REQUIREMENT> Pick out the lines below with "bugs" and list them.

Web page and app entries
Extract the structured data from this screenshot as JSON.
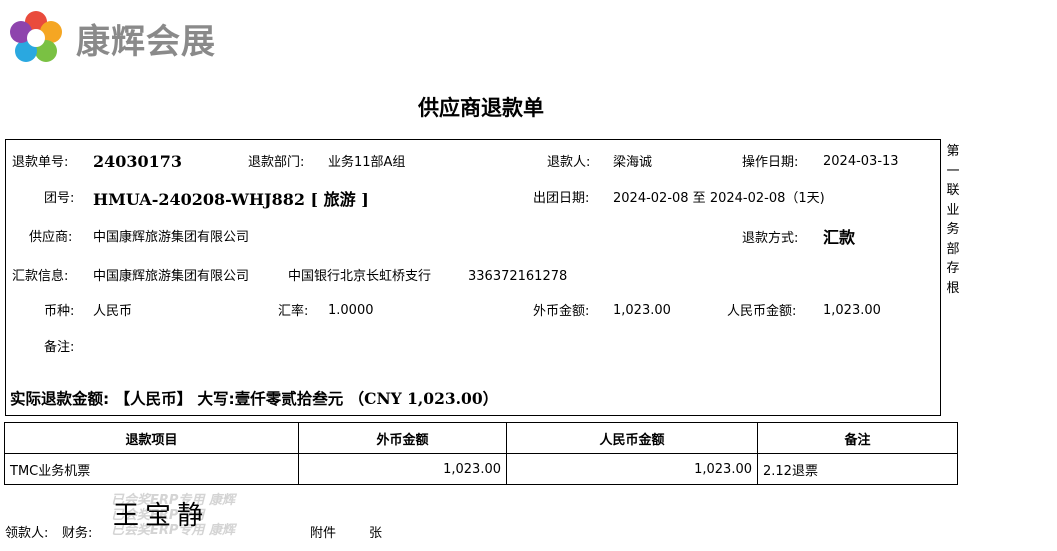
{
  "company": {
    "name": "康辉会展",
    "logo_colors": [
      "#e94b3c",
      "#f5a623",
      "#7ac143",
      "#2aa8e0",
      "#8e44ad"
    ]
  },
  "document": {
    "title": "供应商退款单"
  },
  "fields": {
    "refund_no_label": "退款单号:",
    "refund_no": "24030173",
    "dept_label": "退款部门:",
    "dept": "业务11部A组",
    "person_label": "退款人:",
    "person": "梁海诚",
    "op_date_label": "操作日期:",
    "op_date": "2024-03-13",
    "group_label": "团号:",
    "group_no": "HMUA-240208-WHJ882 [ 旅游 ]",
    "depart_label": "出团日期:",
    "depart": "2024-02-08 至 2024-02-08（1天)",
    "supplier_label": "供应商:",
    "supplier": "中国康辉旅游集团有限公司",
    "method_label": "退款方式:",
    "method": "汇款",
    "remit_label": "汇款信息:",
    "remit_company": "中国康辉旅游集团有限公司",
    "remit_bank": "中国银行北京长虹桥支行",
    "remit_account": "336372161278",
    "currency_label": "币种:",
    "currency": "人民币",
    "rate_label": "汇率:",
    "rate": "1.0000",
    "foreign_label": "外币金额:",
    "foreign_amount": "1,023.00",
    "rmb_label": "人民币金额:",
    "rmb_amount": "1,023.00",
    "remark_label": "备注:"
  },
  "total": {
    "label": "实际退款金额:",
    "currency_tag": "【人民币】",
    "uppercase_label": "大写:",
    "uppercase": "壹仟零贰拾叁元",
    "cny": "（CNY 1,023.00）"
  },
  "side_note": "第一联业务部存根",
  "table": {
    "headers": [
      "退款项目",
      "外币金额",
      "人民币金额",
      "备注"
    ],
    "rows": [
      [
        "TMC业务机票",
        "1,023.00",
        "1,023.00",
        "2.12退票"
      ]
    ]
  },
  "footer": {
    "receiver_label": "领款人:",
    "finance_label": "财务:",
    "attach_label": "附件",
    "attach_unit": "张",
    "signature": "王宝静",
    "stamp_text": [
      "已会奖ERP专用 康辉",
      "已会奖ERP专用",
      "已会奖ERP专用 康辉"
    ]
  }
}
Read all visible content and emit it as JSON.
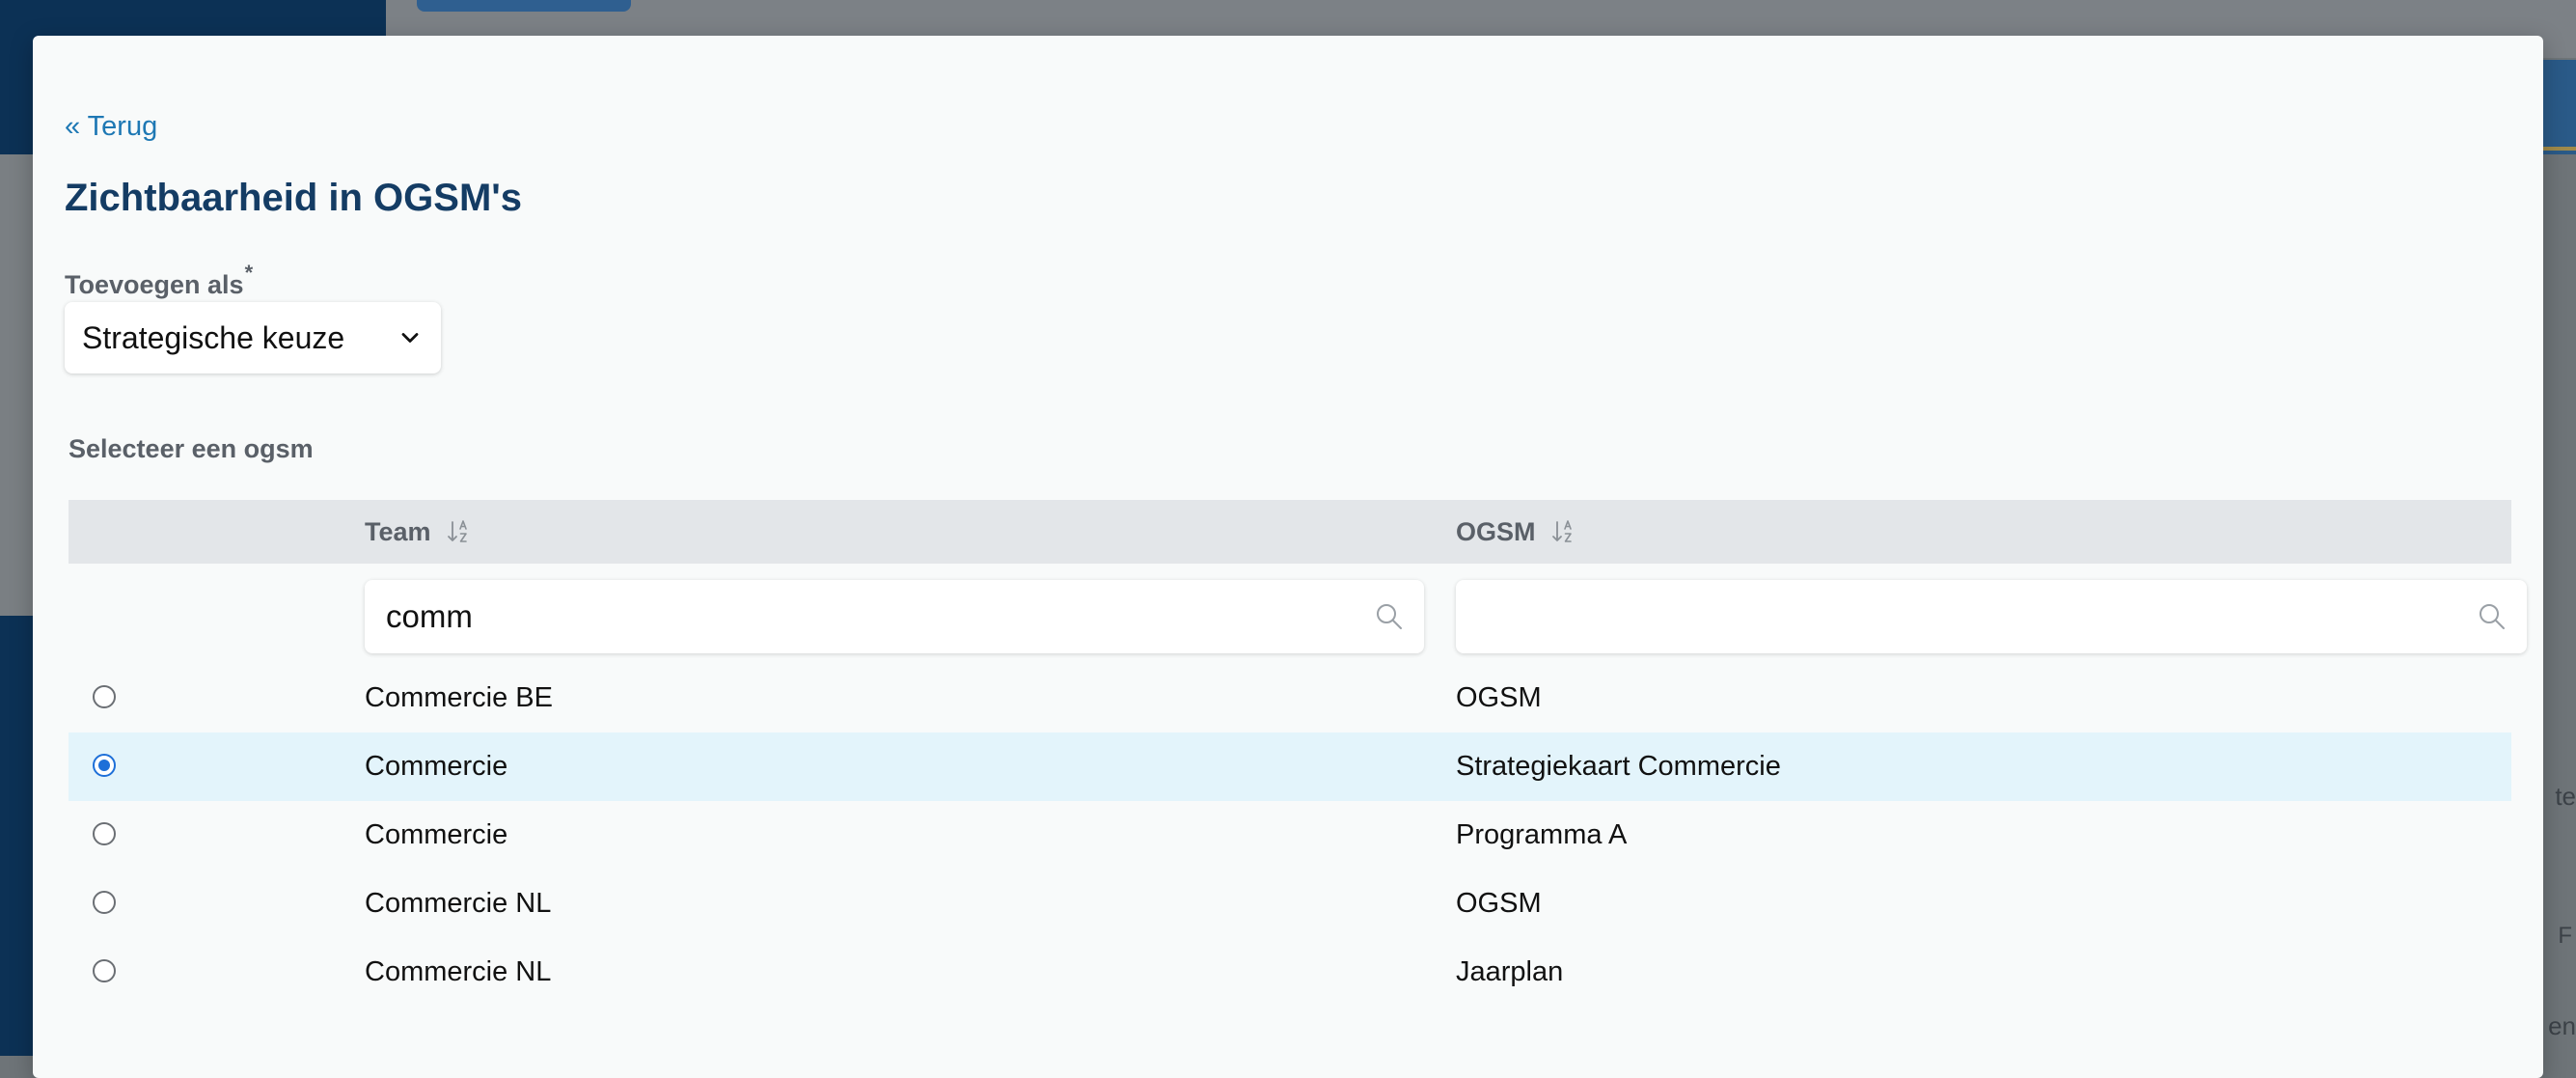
{
  "background": {
    "right_text_1": "te",
    "right_text_2": "F",
    "right_text_3": "en"
  },
  "modal": {
    "back_label": "« Terug",
    "title": "Zichtbaarheid in OGSM's",
    "add_as_label": "Toevoegen als",
    "required_mark": "*",
    "add_as_value": "Strategische keuze",
    "select_ogsm_label": "Selecteer een ogsm"
  },
  "table": {
    "columns": {
      "team": "Team",
      "ogsm": "OGSM"
    },
    "filters": {
      "team_value": "comm",
      "ogsm_value": ""
    },
    "rows": [
      {
        "team": "Commercie BE",
        "ogsm": "OGSM",
        "selected": false
      },
      {
        "team": "Commercie",
        "ogsm": "Strategiekaart Commercie",
        "selected": true
      },
      {
        "team": "Commercie",
        "ogsm": "Programma A",
        "selected": false
      },
      {
        "team": "Commercie NL",
        "ogsm": "OGSM",
        "selected": false
      },
      {
        "team": "Commercie NL",
        "ogsm": "Jaarplan",
        "selected": false
      }
    ]
  },
  "colors": {
    "accent": "#1d6fd8",
    "link": "#1e78b4",
    "title": "#143c64",
    "selected_row": "#e3f4fb"
  }
}
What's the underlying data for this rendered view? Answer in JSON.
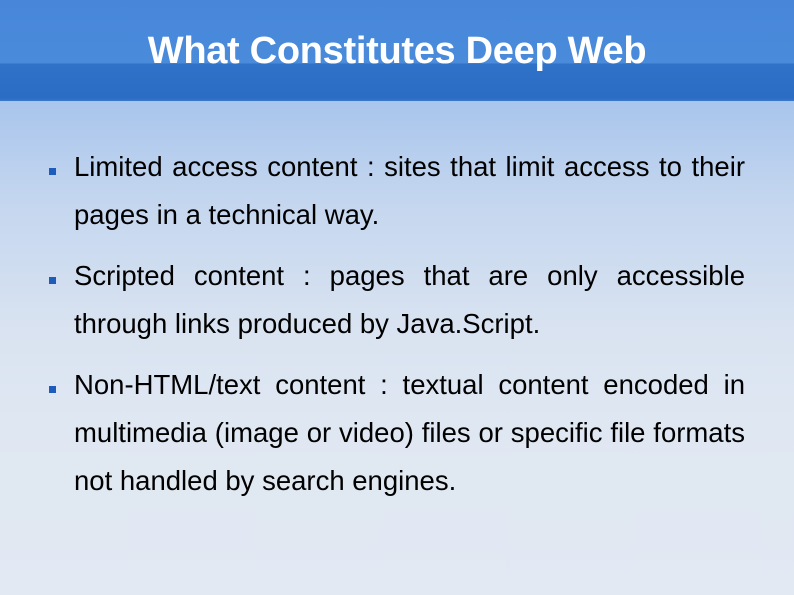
{
  "slide": {
    "title": "What Constitutes Deep Web",
    "bullets": [
      {
        "text": "Limited access content : sites that limit access to their pages in a technical way."
      },
      {
        "text": "Scripted content : pages that are only accessible through links produced by Java.Script."
      },
      {
        "text": "Non-HTML/text content : textual content encoded in multimedia (image or video) files or specific file formats not handled by search engines."
      }
    ]
  },
  "colors": {
    "header_blue": "#4a8bdb",
    "header_dark_blue": "#2b6cc4",
    "bullet_blue": "#1e5cbc",
    "title_text": "#ffffff",
    "body_text": "#000000"
  }
}
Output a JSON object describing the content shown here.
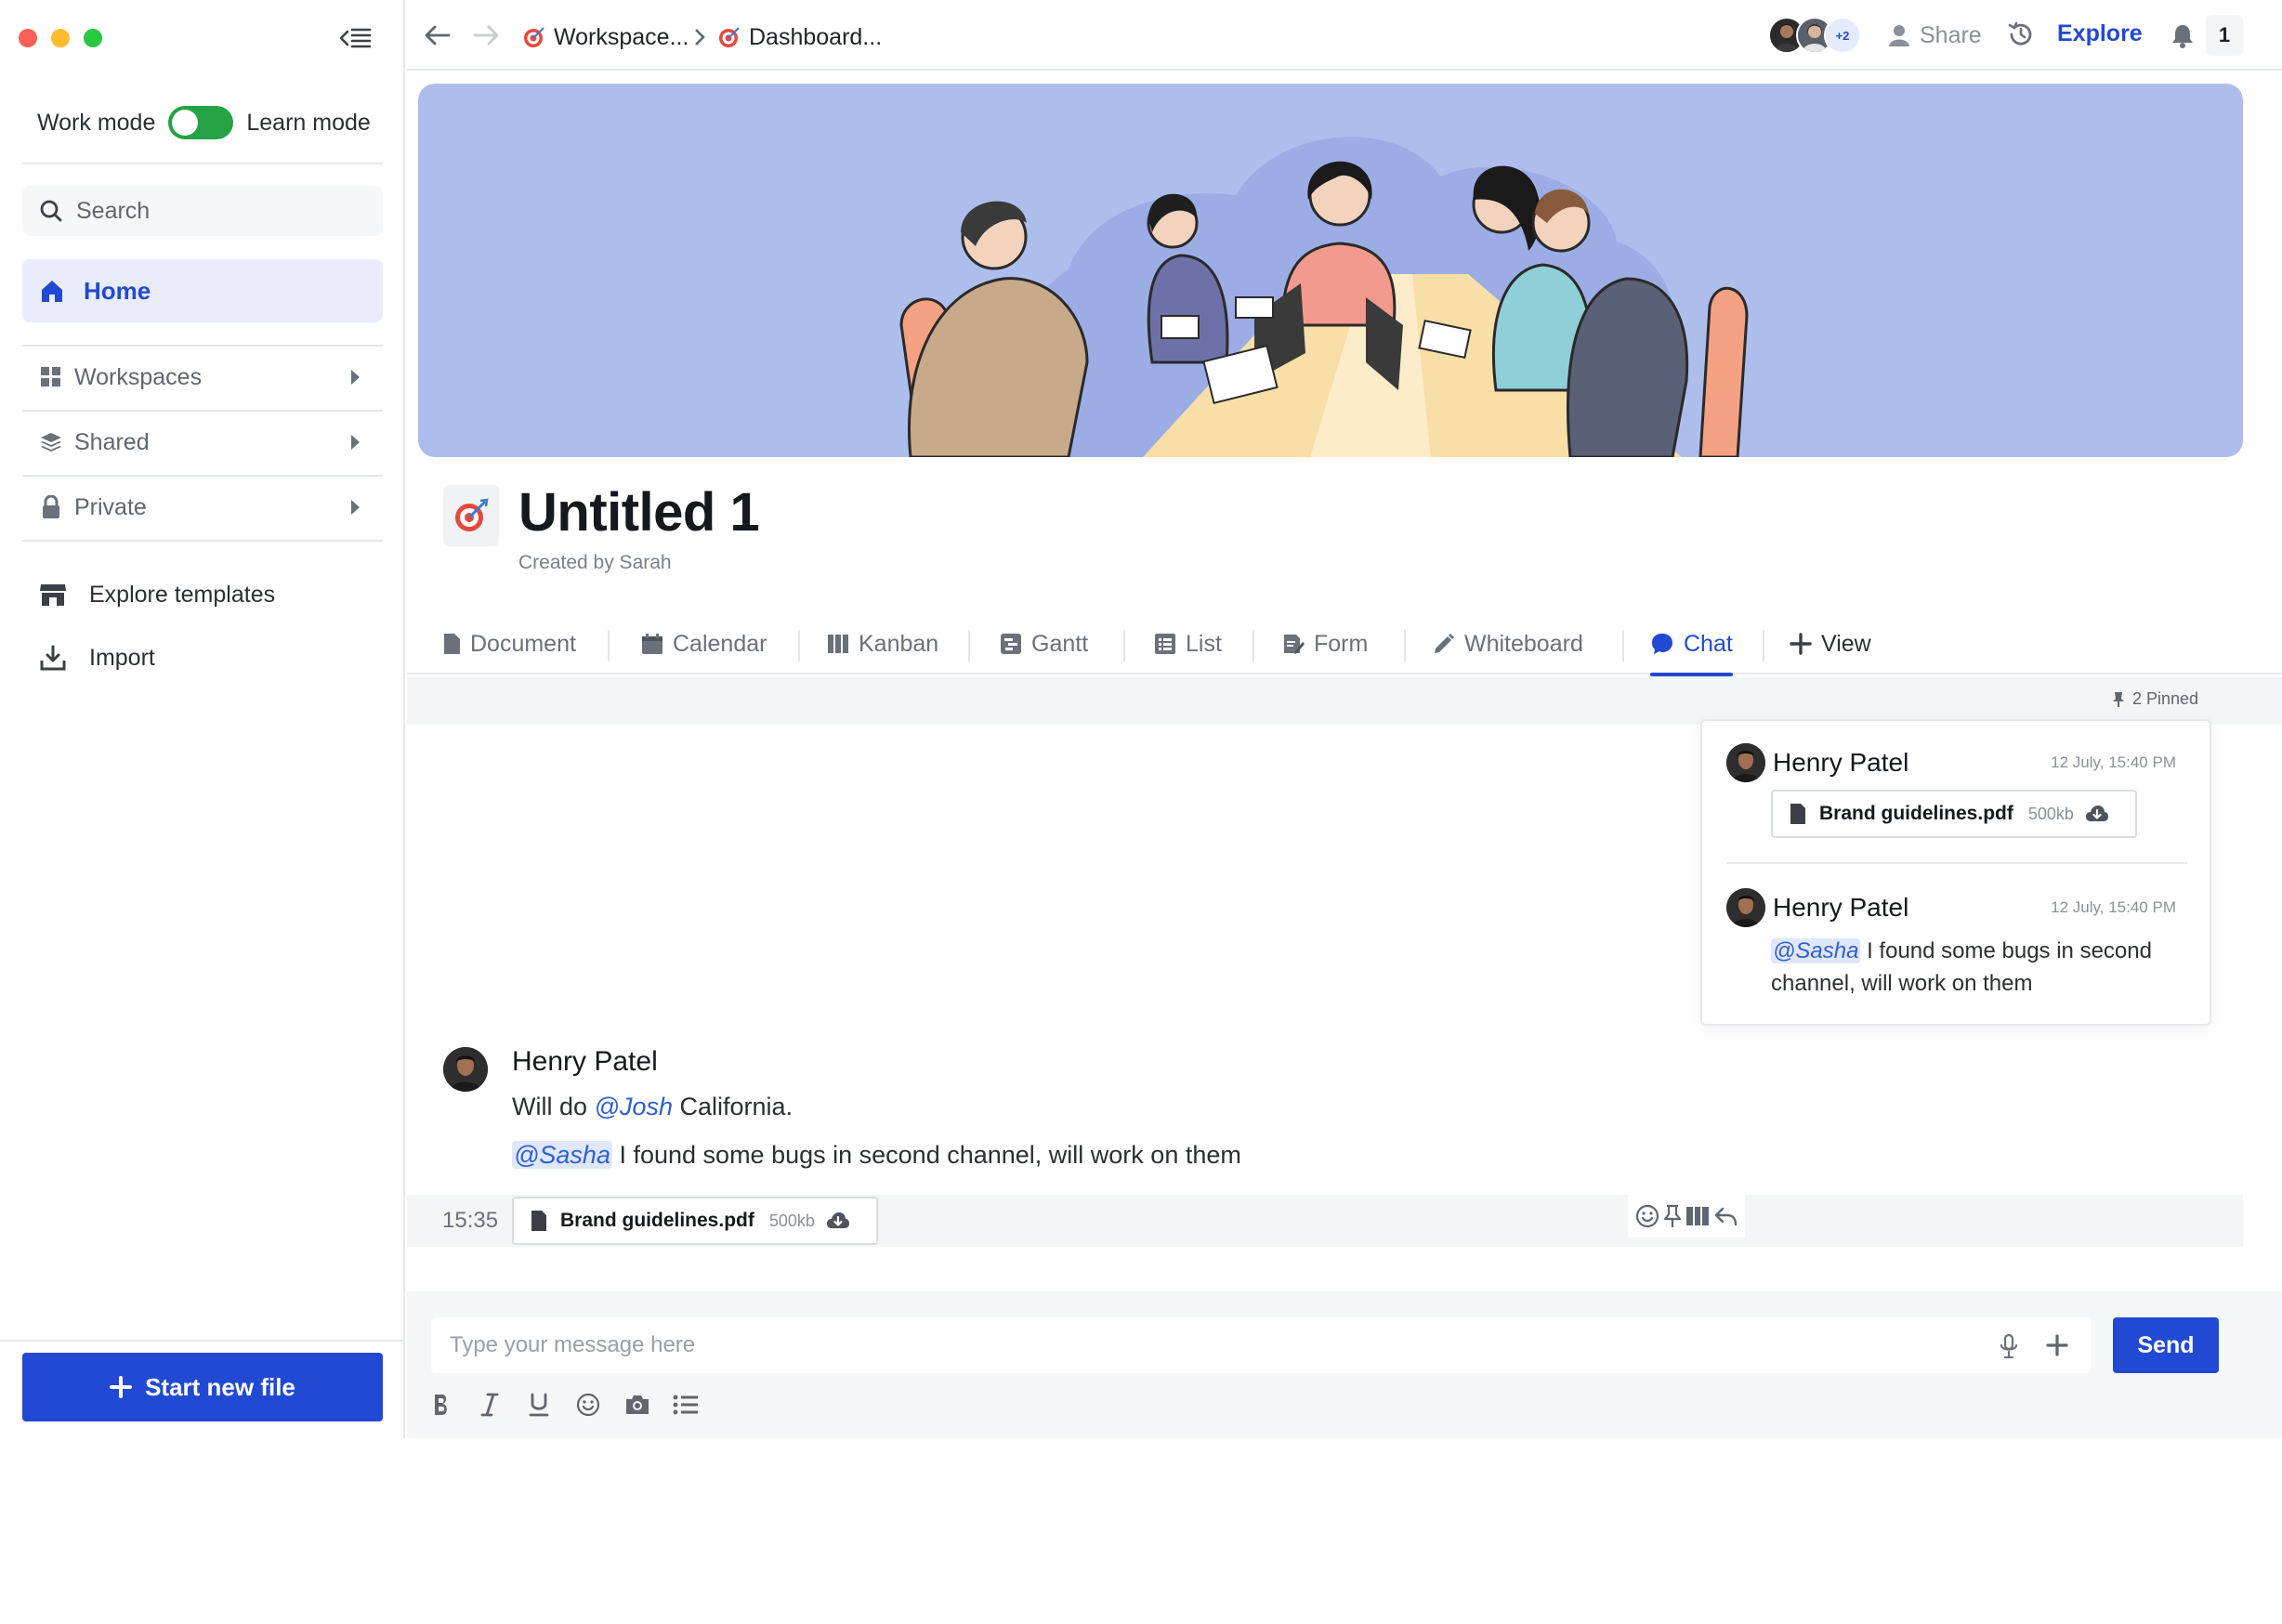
{
  "sidebar": {
    "mode_left": "Work mode",
    "mode_right": "Learn mode",
    "search_label": "Search",
    "home_label": "Home",
    "sections": [
      {
        "label": "Workspaces"
      },
      {
        "label": "Shared"
      },
      {
        "label": "Private"
      }
    ],
    "explore_templates": "Explore templates",
    "import": "Import",
    "start_new_file": "Start new file"
  },
  "topbar": {
    "crumb1": "Workspace...",
    "crumb2": "Dashboard...",
    "avatars_more": "+2",
    "share": "Share",
    "explore": "Explore",
    "notifications": "1"
  },
  "page": {
    "title": "Untitled 1",
    "created_by": "Created by Sarah"
  },
  "tabs": [
    {
      "label": "Document"
    },
    {
      "label": "Calendar"
    },
    {
      "label": "Kanban"
    },
    {
      "label": "Gantt"
    },
    {
      "label": "List"
    },
    {
      "label": "Form"
    },
    {
      "label": "Whiteboard"
    },
    {
      "label": "Chat"
    },
    {
      "label": "View"
    }
  ],
  "chat": {
    "pinned_label": "2 Pinned",
    "pinned": [
      {
        "author": "Henry Patel",
        "time": "12 July, 15:40 PM",
        "file_name": "Brand guidelines.pdf",
        "file_size": "500kb"
      },
      {
        "author": "Henry Patel",
        "time": "12 July, 15:40 PM",
        "mention": "@Sasha",
        "text": "I found some bugs in second channel, will work on them"
      }
    ],
    "message": {
      "author": "Henry Patel",
      "line1_prefix": "Will do",
      "line1_mention": "@Josh",
      "line1_suffix": "California.",
      "line2_mention": "@Sasha",
      "line2_text": "I found some bugs in second channel, will work on them",
      "time": "15:35",
      "file_name": "Brand guidelines.pdf",
      "file_size": "500kb"
    },
    "composer": {
      "placeholder": "Type your message here",
      "send": "Send"
    }
  },
  "colors": {
    "accent": "#2149d3",
    "toggle_on": "#25a244",
    "banner_bg": "#aebeec"
  }
}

ANSWER TO THIS EXERCISE>
        "text": "I found some bugs in second channel, will work on them"
      "line2_text": "I found some bugs in second channel, will work on them",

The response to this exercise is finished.